The old part of town extends for just a couple of miles; this is surrounded by the kind of typical suburbia that could belong to any American city. The Sangre de Cristo Mountains
rise over the town to the east, the southern end of the great Rocky Mountain range, and Santa Fe itself has a relatively high elevation of 7,000 feet. Summers days are warm, but nights generally cool, and it is in summer that the natural light is most clear and pure, special qualities that have long attracted
artists to this area.
The railway station is a good place to start a tour of Santa Fe, if only because there is a large free carpark, and lots of colorful trains to inspect. Town centre is 3/4 of a mile northeast; the walk passes many of the art shops for which the town has become famous - these sell paintings, Southwest jewellery, antiques and Indian crafts. Most main roads converge at the Plaza, a grassy square surrounded by historic houses including the Palace of The Governors
, the oldest public building in the US (dating from 1610), now used as a museum of local history and culture. This is also a prime location for the sale of Indian turquoise jewellery and other native artefacts. Various other museums are close by, mostly connected with fine arts and local culture. Elsewhere, landmarks include City Hall, the Cathedral of St. Francis of Assisi. and the Our Lady of Light Chapel, famous because of its free-standing spiral staircase which was built without any visible support supposedly by a mysterious visiting carpenter, believed at the time to be St. Joseph in disguise.

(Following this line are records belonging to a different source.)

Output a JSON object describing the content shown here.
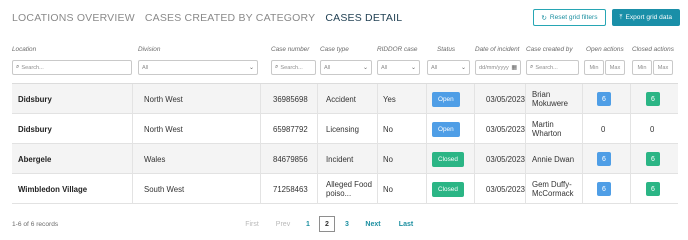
{
  "tabs": [
    {
      "label": "LOCATIONS OVERVIEW"
    },
    {
      "label": "CASES CREATED BY CATEGORY"
    },
    {
      "label": "CASES DETAIL"
    }
  ],
  "actions": {
    "reset_label": "Reset grid filters",
    "export_label": "Export grid data"
  },
  "columns": {
    "location": "Location",
    "division": "Division",
    "case_number": "Case number",
    "case_type": "Case type",
    "riddor": "RIDDOR case",
    "status": "Status",
    "date": "Date of incident",
    "created_by": "Case created by",
    "open_actions": "Open actions",
    "closed_actions": "Closed actions"
  },
  "filters": {
    "search_placeholder": "Search...",
    "all_label": "All",
    "date_placeholder": "dd/mm/yyyy",
    "min_label": "Min",
    "max_label": "Max"
  },
  "rows": [
    {
      "location": "Didsbury",
      "division": "North West",
      "case_number": "36985698",
      "case_type": "Accident",
      "riddor": "Yes",
      "status": "Open",
      "date": "03/05/2023",
      "created_by": "Brian Mokuwere",
      "open_actions": "6",
      "closed_actions": "6"
    },
    {
      "location": "Didsbury",
      "division": "North West",
      "case_number": "65987792",
      "case_type": "Licensing",
      "riddor": "No",
      "status": "Open",
      "date": "03/05/2023",
      "created_by": "Martin Wharton",
      "open_actions": "0",
      "closed_actions": "0"
    },
    {
      "location": "Abergele",
      "division": "Wales",
      "case_number": "84679856",
      "case_type": "Incident",
      "riddor": "No",
      "status": "Closed",
      "date": "03/05/2023",
      "created_by": "Annie Dwan",
      "open_actions": "6",
      "closed_actions": "6"
    },
    {
      "location": "Wimbledon Village",
      "division": "South West",
      "case_number": "71258463",
      "case_type": "Alleged Food poiso...",
      "riddor": "No",
      "status": "Closed",
      "date": "03/05/2023",
      "created_by": "Gem Duffy-McCormack",
      "open_actions": "6",
      "closed_actions": "6"
    }
  ],
  "footer": {
    "records": "1-6 of 6 records"
  },
  "pagination": {
    "first": "First",
    "prev": "Prev",
    "pages": [
      "1",
      "2",
      "3"
    ],
    "current": "2",
    "next": "Next",
    "last": "Last"
  },
  "colors": {
    "accent": "#1a8fa8",
    "open": "#4f9ee6",
    "closed": "#2bb585"
  },
  "icons": {
    "reset": "refresh-icon",
    "export": "upload-icon",
    "search": "search-icon",
    "dropdown": "chevron-down-icon",
    "date": "calendar-icon"
  }
}
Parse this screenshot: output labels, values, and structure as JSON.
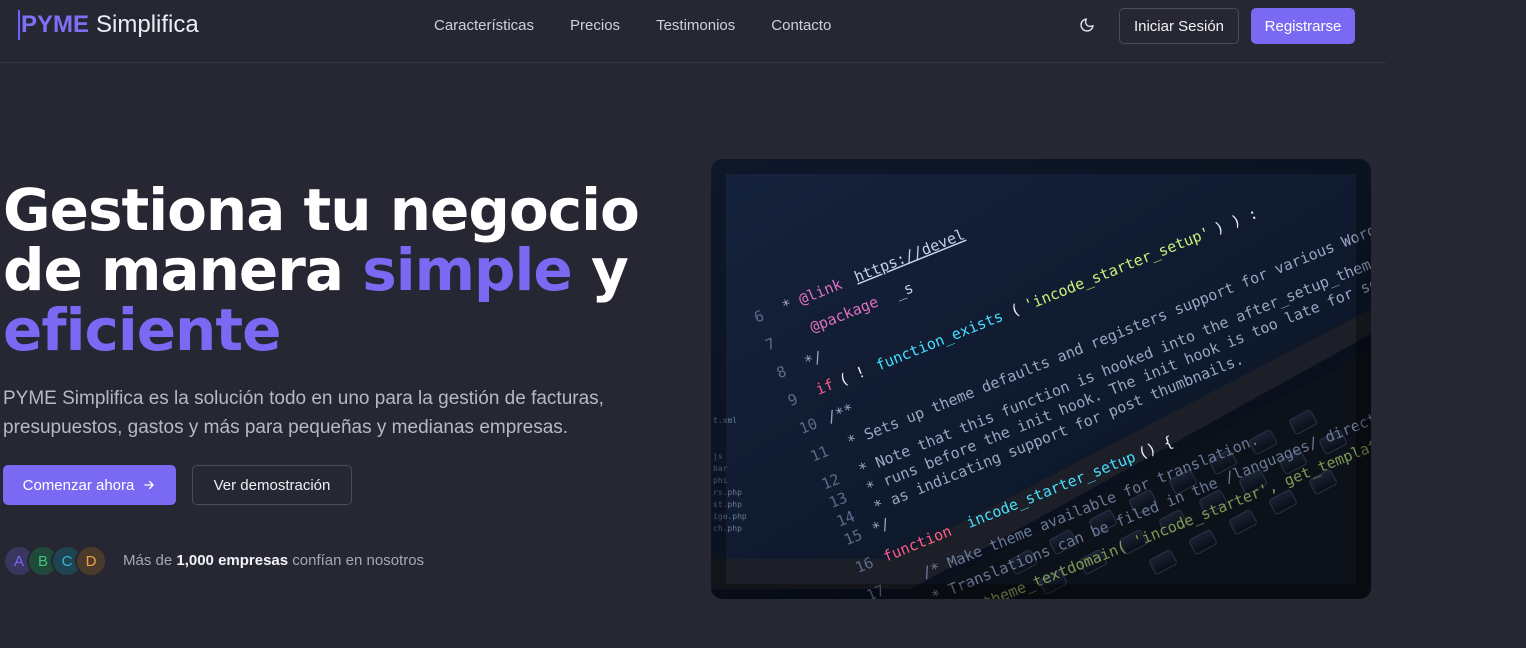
{
  "brand": {
    "name_strong": "PYME",
    "name_rest": "Simplifica"
  },
  "nav": {
    "items": [
      "Características",
      "Precios",
      "Testimonios",
      "Contacto"
    ]
  },
  "header": {
    "theme_icon": "moon-icon",
    "login_label": "Iniciar Sesión",
    "register_label": "Registrarse"
  },
  "hero": {
    "title_line1": "Gestiona tu negocio",
    "title_line2_pre": "de manera ",
    "title_line2_accent": "simple",
    "title_line2_post": " y",
    "title_line3_accent": "eficiente",
    "description": "PYME Simplifica es la solución todo en uno para la gestión de facturas, presupuestos, gastos y más para pequeñas y medianas empresas.",
    "cta_primary": "Comenzar ahora",
    "cta_primary_icon": "arrow-right-icon",
    "cta_secondary": "Ver demostración",
    "avatars": [
      {
        "letter": "A",
        "color": "#7a6af3",
        "bg": "#3a3660"
      },
      {
        "letter": "B",
        "color": "#3fc27b",
        "bg": "#1f4a3a"
      },
      {
        "letter": "C",
        "color": "#3ab5d6",
        "bg": "#1e4452"
      },
      {
        "letter": "D",
        "color": "#f0a24a",
        "bg": "#4a3a2a"
      }
    ],
    "social_pre": "Más de ",
    "social_strong": "1,000 empresas",
    "social_post": " confían en nosotros",
    "image_alt": "code-on-laptop-screen"
  },
  "colors": {
    "background": "#262733",
    "accent": "#7a6af3"
  }
}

The atmosphere is very peaceful, especially in the central Plaza - a great place to sit and rest for awhile, on cool grass beneath shady trees. The surrounding streets are fascinating to explore, with narrow passageways and hidden courtyards, and are often decorated with bunches of fiery red dried chillies, one of the symbols of New Mexico. Many of Santa Fe's streets were unpaved as recently as the 1970s, and even today the area has a distinct old time ambience.